Most immigrants come to America to achieve their dreams of finding long-awaited success. However, the Trump administration’s newly defined rule on who falls into the category of a “public charge” will crush the hopes of starting a new life for many immigrants.
A public charge is anyone who might become a burden to the government if granted a Green Card, the pathway to citizenship. With this law, if new immigrants accept government aid like food stamps, subsidized housing or Medicaid, they will have a higher chance of being denied a Green Card.
Many immigrants already face obstacles when trying to gain residency in the U.S. Instead of trying to streamline and expedite the process, the Trump Administration is making the process of obtaining a Green Card even more difficult.
Trump’s new policy punishes low-income immigrants by prioritizing wealth to determine who qualifies for a Green Card. Filtering out low income families is a type of discrimination, since the administration is weeding out the poor and letting in the rich.
This is wrong because people should be given the chance to make a better life for themselves once they enter a new country, not judged before they even set foot in the country.
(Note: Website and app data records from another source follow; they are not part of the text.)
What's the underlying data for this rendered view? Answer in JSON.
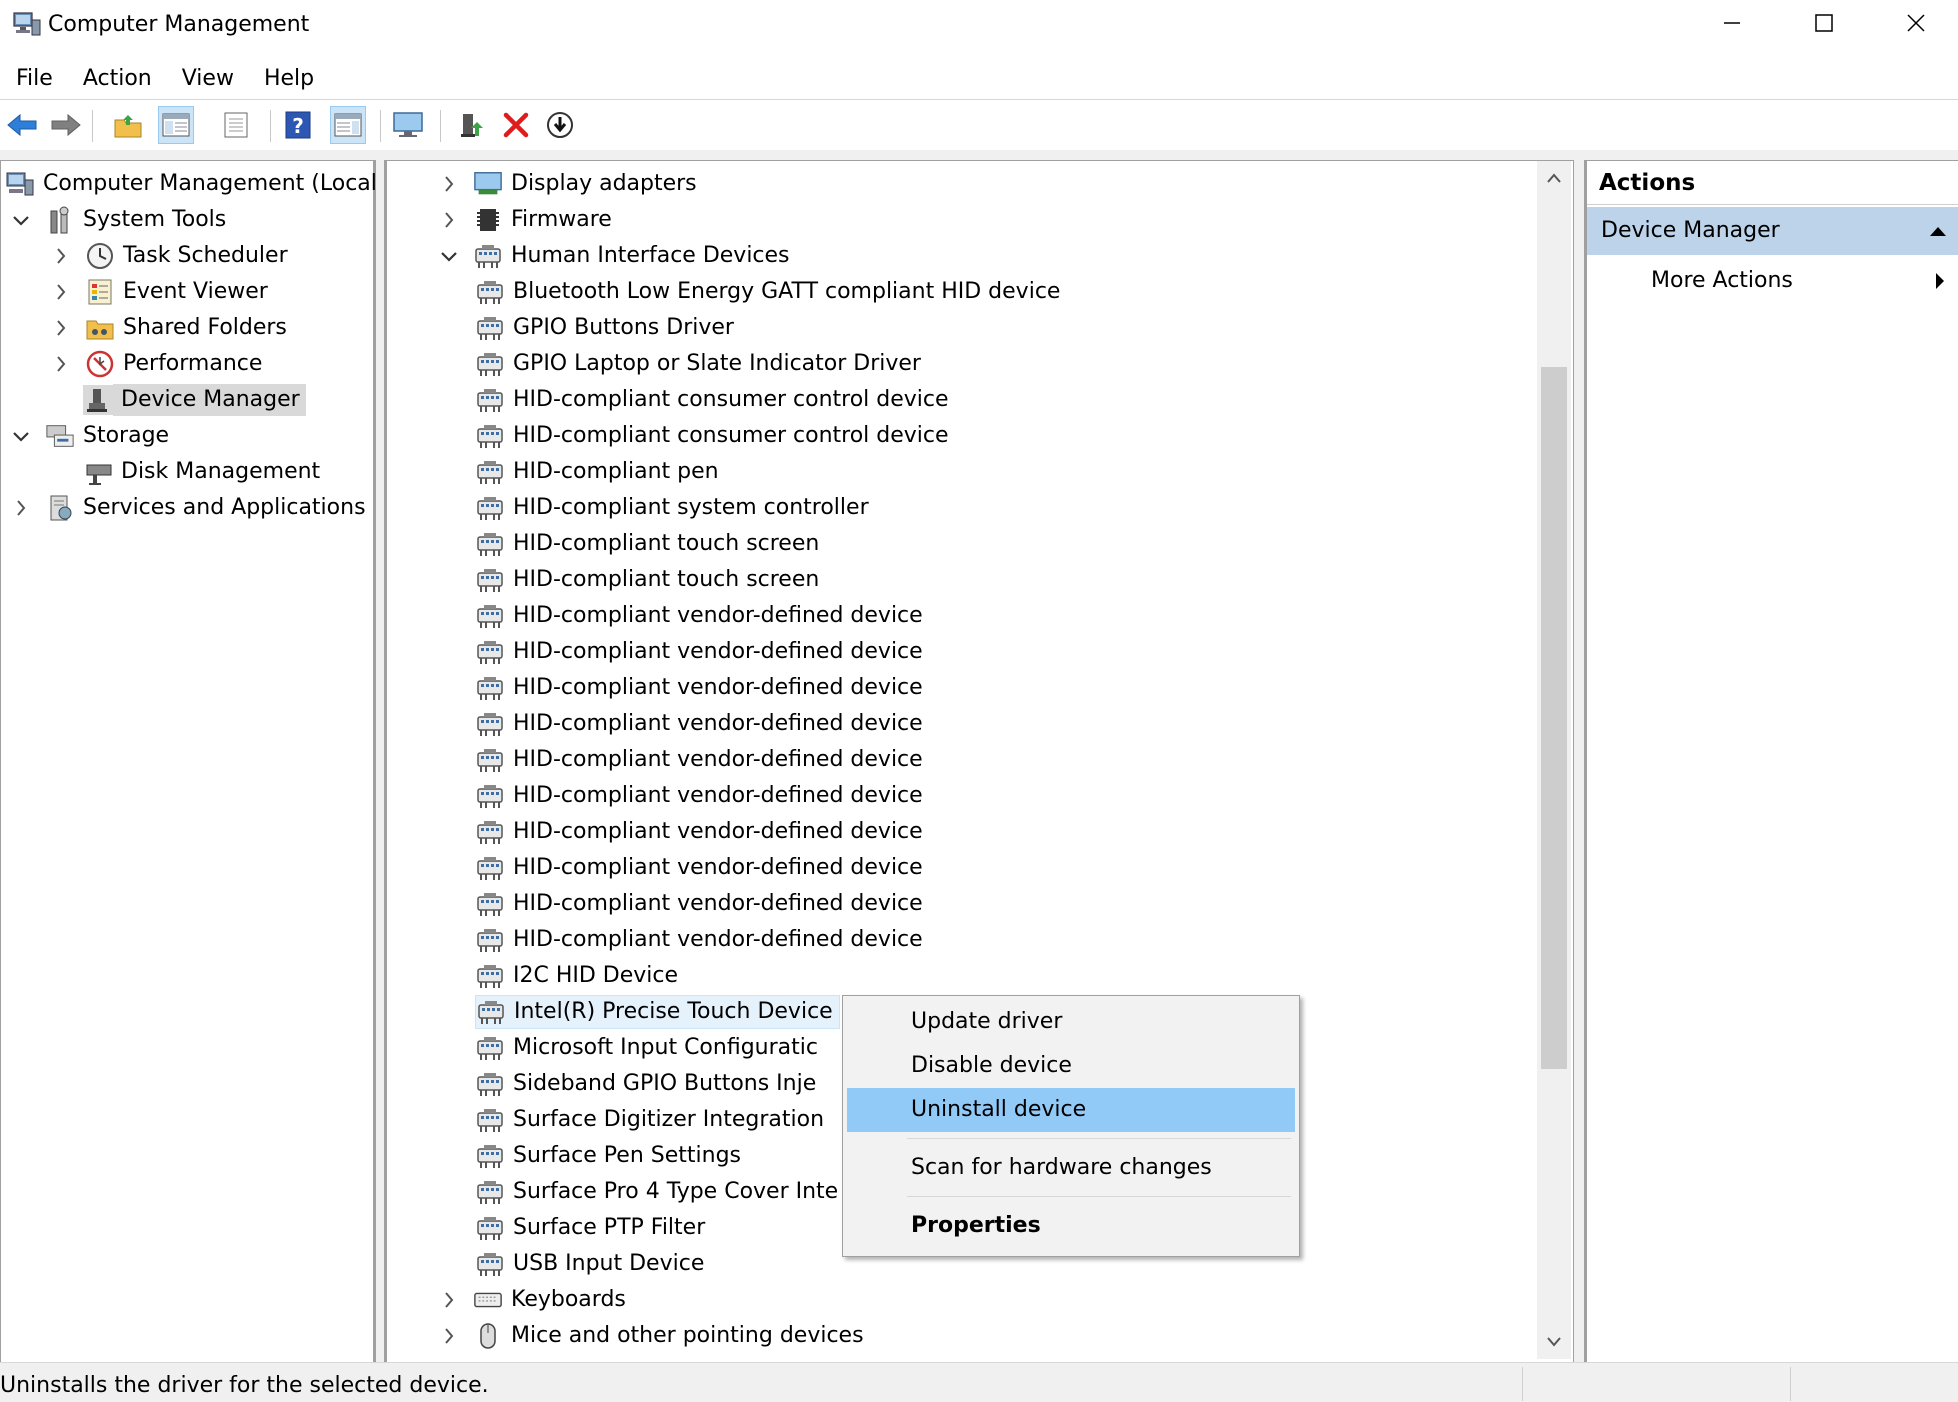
{
  "window": {
    "title": "Computer Management",
    "controls": [
      "minimize",
      "maximize",
      "close"
    ]
  },
  "menu": [
    "File",
    "Action",
    "View",
    "Help"
  ],
  "toolbar": [
    "back-arrow-icon",
    "forward-arrow-icon",
    "up-folder-icon",
    "show-hide-tree-icon",
    "properties-icon",
    "help-icon",
    "show-action-pane-icon",
    "monitor-icon",
    "update-driver-icon",
    "uninstall-icon",
    "download-icon"
  ],
  "tree": {
    "root": "Computer Management (Local)",
    "system_tools": "System Tools",
    "task_scheduler": "Task Scheduler",
    "event_viewer": "Event Viewer",
    "shared_folders": "Shared Folders",
    "performance": "Performance",
    "device_manager": "Device Manager",
    "storage": "Storage",
    "disk_management": "Disk Management",
    "services": "Services and Applications"
  },
  "devices": {
    "display_adapters": "Display adapters",
    "firmware": "Firmware",
    "hid": "Human Interface Devices",
    "hid_children": [
      "Bluetooth Low Energy GATT compliant HID device",
      "GPIO Buttons Driver",
      "GPIO Laptop or Slate Indicator Driver",
      "HID-compliant consumer control device",
      "HID-compliant consumer control device",
      "HID-compliant pen",
      "HID-compliant system controller",
      "HID-compliant touch screen",
      "HID-compliant touch screen",
      "HID-compliant vendor-defined device",
      "HID-compliant vendor-defined device",
      "HID-compliant vendor-defined device",
      "HID-compliant vendor-defined device",
      "HID-compliant vendor-defined device",
      "HID-compliant vendor-defined device",
      "HID-compliant vendor-defined device",
      "HID-compliant vendor-defined device",
      "HID-compliant vendor-defined device",
      "HID-compliant vendor-defined device",
      "I2C HID Device",
      "Intel(R) Precise Touch Device",
      "Microsoft Input Configuratic",
      "Sideband GPIO Buttons Inje",
      "Surface Digitizer Integration",
      "Surface Pen Settings",
      "Surface Pro 4 Type Cover Inte",
      "Surface PTP Filter",
      "USB Input Device"
    ],
    "keyboards": "Keyboards",
    "mice": "Mice and other pointing devices"
  },
  "actions": {
    "title": "Actions",
    "section": "Device Manager",
    "more": "More Actions"
  },
  "context_menu": {
    "update": "Update driver",
    "disable": "Disable device",
    "uninstall": "Uninstall device",
    "scan": "Scan for hardware changes",
    "properties": "Properties"
  },
  "status": "Uninstalls the driver for the selected device.",
  "colors": {
    "selection": "#d9d9d9",
    "context_highlight": "#91c9f7",
    "action_section": "#bcd3ea"
  }
}
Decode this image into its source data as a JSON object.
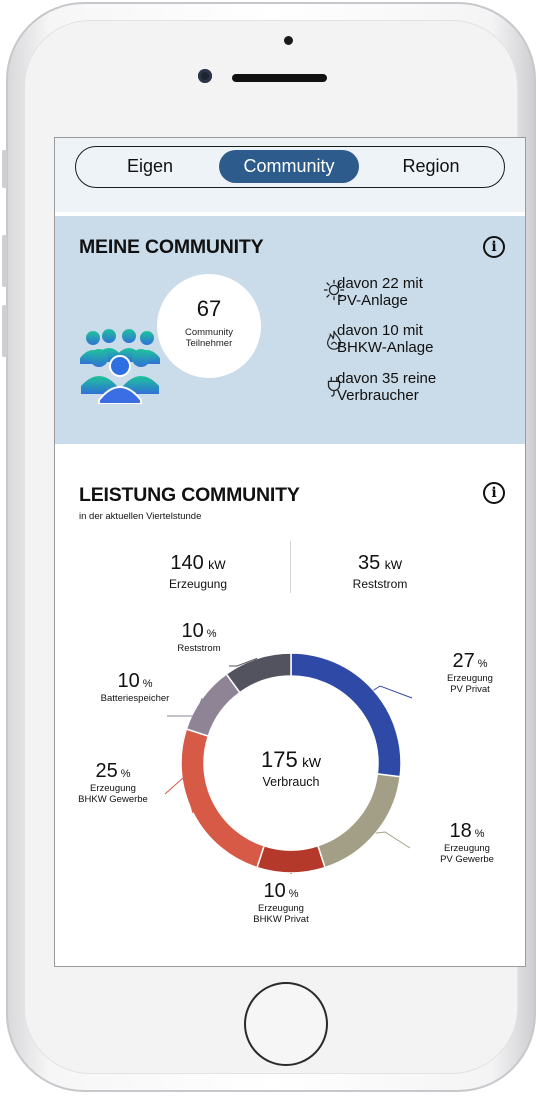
{
  "tabs": [
    {
      "label": "Eigen",
      "active": false
    },
    {
      "label": "Community",
      "active": true
    },
    {
      "label": "Region",
      "active": false
    }
  ],
  "community": {
    "title": "MEINE COMMUNITY",
    "count": "67",
    "count_label_1": "Community",
    "count_label_2": "Teilnehmer",
    "stats": [
      {
        "icon": "sun-icon",
        "line1": "davon 22 mit",
        "line2": "PV-Anlage"
      },
      {
        "icon": "flame-icon",
        "line1": "davon 10 mit",
        "line2": "BHKW-Anlage"
      },
      {
        "icon": "plug-icon",
        "line1": "davon 35 reine",
        "line2": "Verbraucher"
      }
    ]
  },
  "leistung": {
    "title": "LEISTUNG COMMUNITY",
    "subtitle": "in der aktuellen Viertelstunde",
    "erzeugung_value": "140",
    "erzeugung_unit": "kW",
    "erzeugung_label": "Erzeugung",
    "reststrom_value": "35",
    "reststrom_unit": "kW",
    "reststrom_label": "Reststrom",
    "center_value": "175",
    "center_unit": "kW",
    "center_label": "Verbrauch"
  },
  "chart_data": {
    "type": "pie",
    "donut": true,
    "slices": [
      {
        "label_1": "Erzeugung",
        "label_2": "PV Privat",
        "value": 27,
        "color": "#2f4aa6"
      },
      {
        "label_1": "Erzeugung",
        "label_2": "PV Gewerbe",
        "value": 18,
        "color": "#a29f86"
      },
      {
        "label_1": "Erzeugung",
        "label_2": "BHKW Privat",
        "value": 10,
        "color": "#b5392a"
      },
      {
        "label_1": "Erzeugung",
        "label_2": "BHKW Gewerbe",
        "value": 25,
        "color": "#d65a45"
      },
      {
        "label_1": "Batteriespeicher",
        "label_2": "",
        "value": 10,
        "color": "#8e8496"
      },
      {
        "label_1": "Reststrom",
        "label_2": "",
        "value": 10,
        "color": "#53535f"
      }
    ],
    "unit": "%"
  }
}
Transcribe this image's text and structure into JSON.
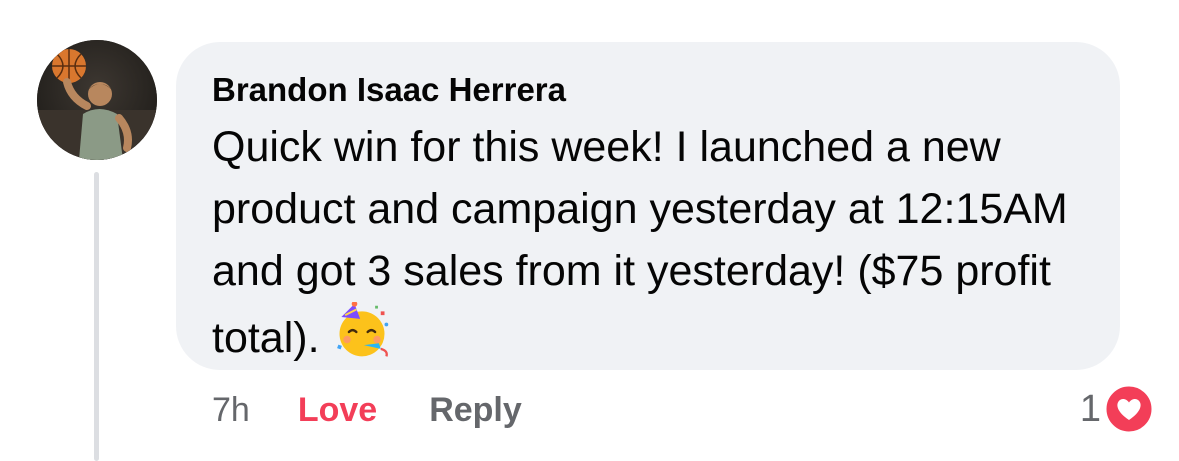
{
  "comment": {
    "author": "Brandon Isaac Herrera",
    "text": "Quick win for this week! I launched a new product and campaign yesterday at 12:15AM and got 3 sales from it yesterday! ($75 profit total).",
    "emoji_icon": "partying-face-icon",
    "timestamp": "7h",
    "actions": {
      "love_label": "Love",
      "reply_label": "Reply"
    },
    "reactions": {
      "count": "1",
      "icon": "love-heart-icon",
      "color": "#f33e58"
    }
  },
  "colors": {
    "bubble": "#f0f2f5",
    "secondary_text": "#65676b",
    "love": "#f33e58",
    "thread_line": "#dcdee2"
  }
}
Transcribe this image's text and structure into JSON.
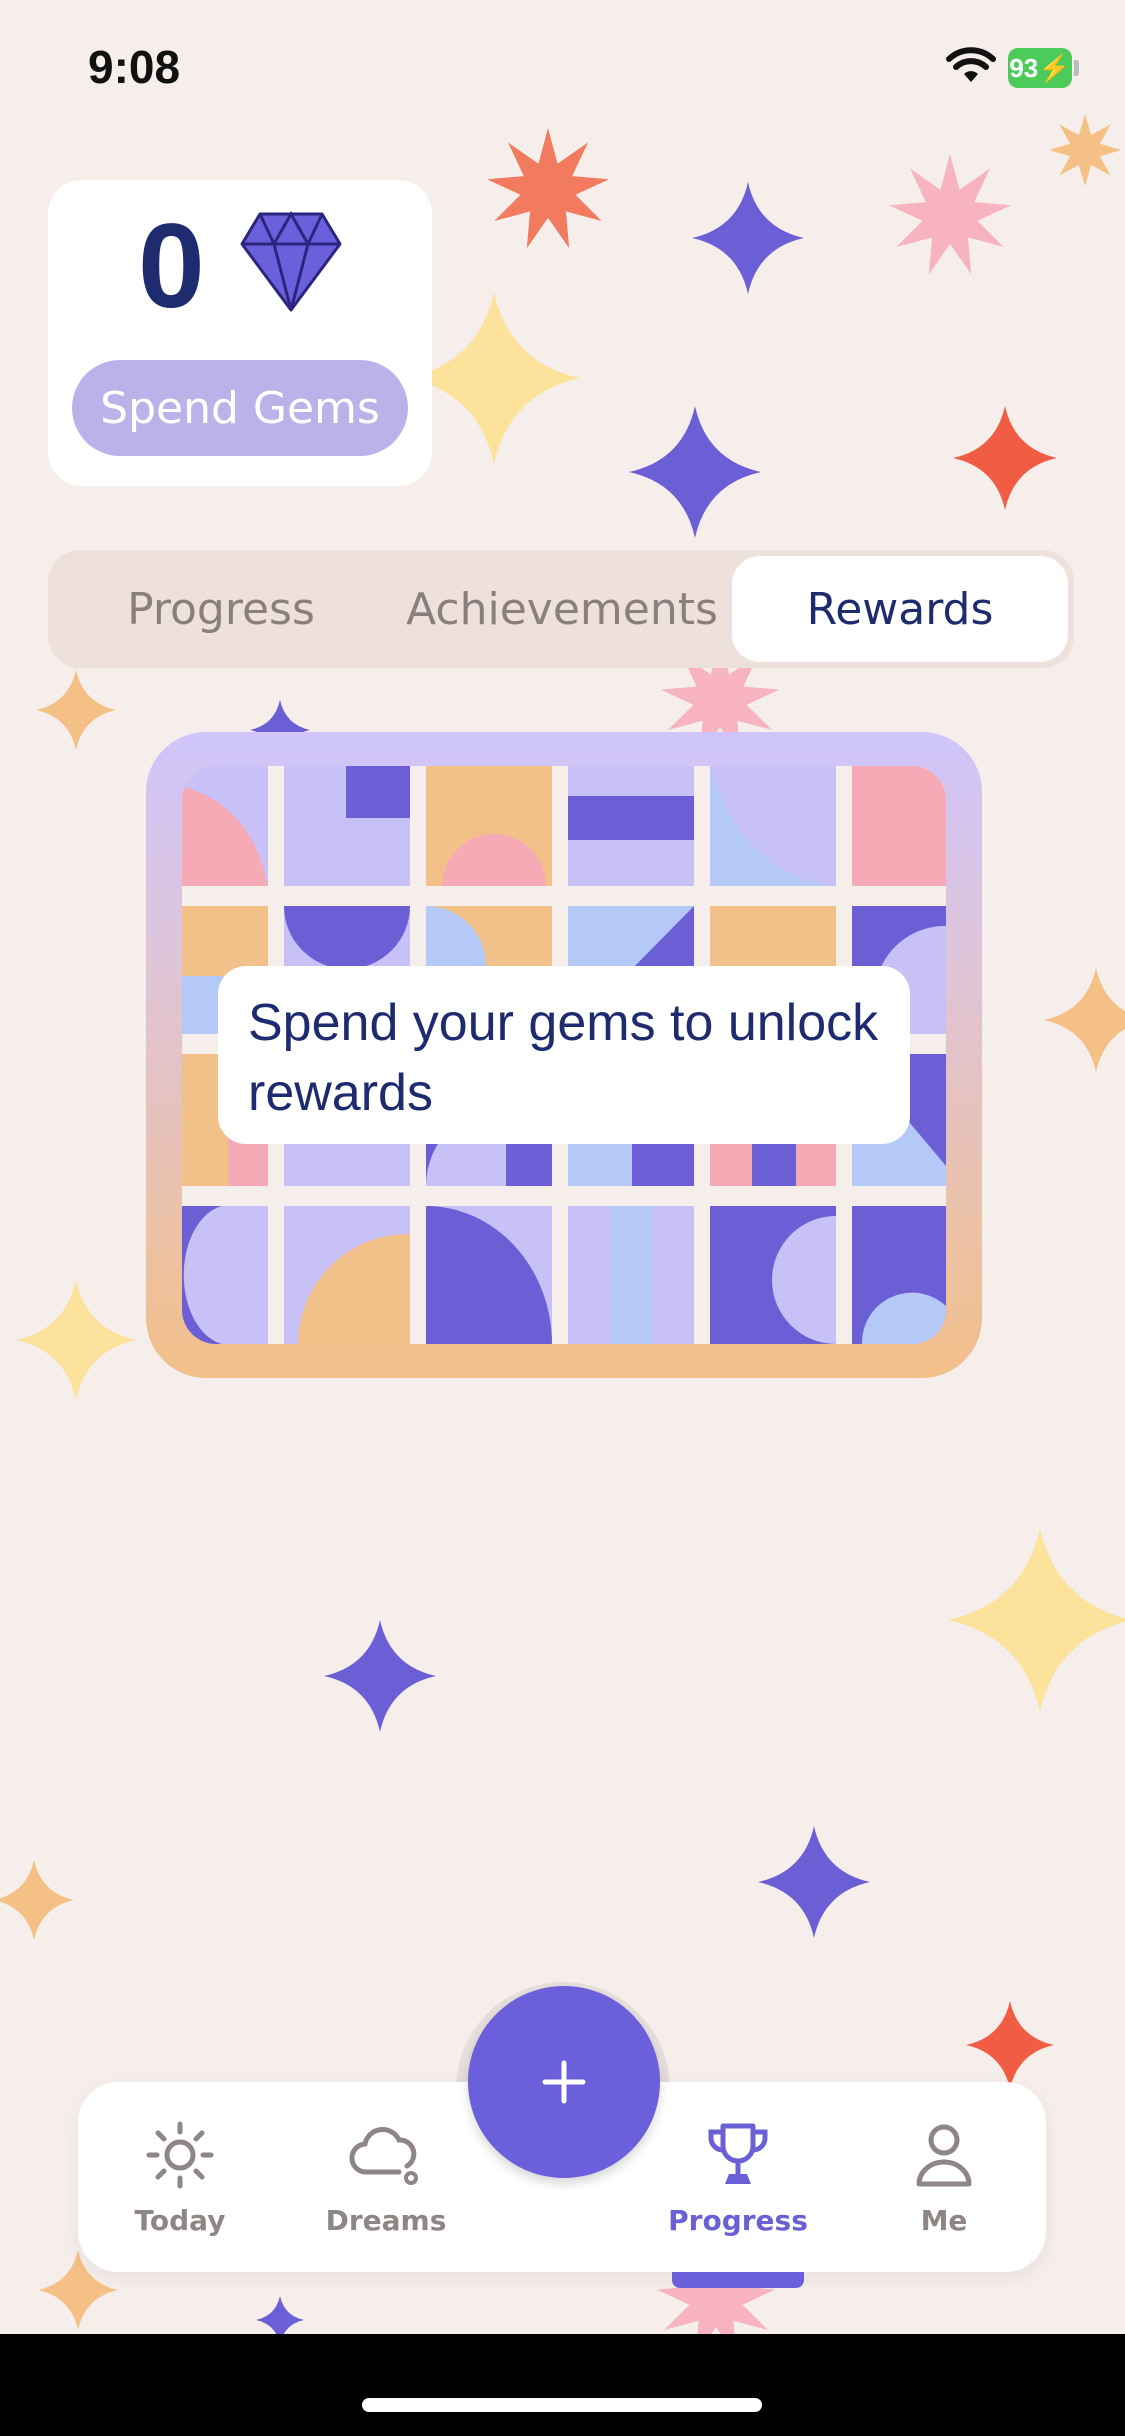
{
  "status_bar": {
    "time": "9:08",
    "battery": "93"
  },
  "gems": {
    "count": "0",
    "spend_label": "Spend Gems"
  },
  "segments": [
    {
      "label": "Progress",
      "selected": false
    },
    {
      "label": "Achievements",
      "selected": false
    },
    {
      "label": "Rewards",
      "selected": true
    }
  ],
  "rewards": {
    "message": "Spend your gems to unlock rewards"
  },
  "tab_bar": {
    "items": [
      {
        "label": "Today",
        "icon": "sun-icon"
      },
      {
        "label": "Dreams",
        "icon": "cloud-icon"
      },
      {
        "label": "Progress",
        "icon": "trophy-icon",
        "active": true
      },
      {
        "label": "Me",
        "icon": "person-icon"
      }
    ],
    "add_icon": "plus-icon"
  },
  "colors": {
    "background": "#f5eeea",
    "accent": "#6c5fdc",
    "navy_text": "#1e2b6e",
    "spend_button": "#b9b3ea"
  }
}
The new public charge rule turns government aid into a double-edged sword: families can accept the help and live a more stable life, but they are forced to put their hopes for citizenship on the line. This is extremely ironic since government aid is supposed to help immigrants, not make their future more uncertain.
Many low-income families may reject government aid in order to not be considered a public charge. Turning away the help could be detrimental to their health and will weaken the relations between the government and the potential citizens of the U.S.
The government justifies its new policy by stating that they only want self-sufficient people immigrating to the United States. Administration officials emphasized that the money for these government programs comes from tax dollars and, they believe, should not be going to recent immigrants.
However, turning away millions of immigrants who may need to accept government aid is not the moral solution for getting rid of potential burdens.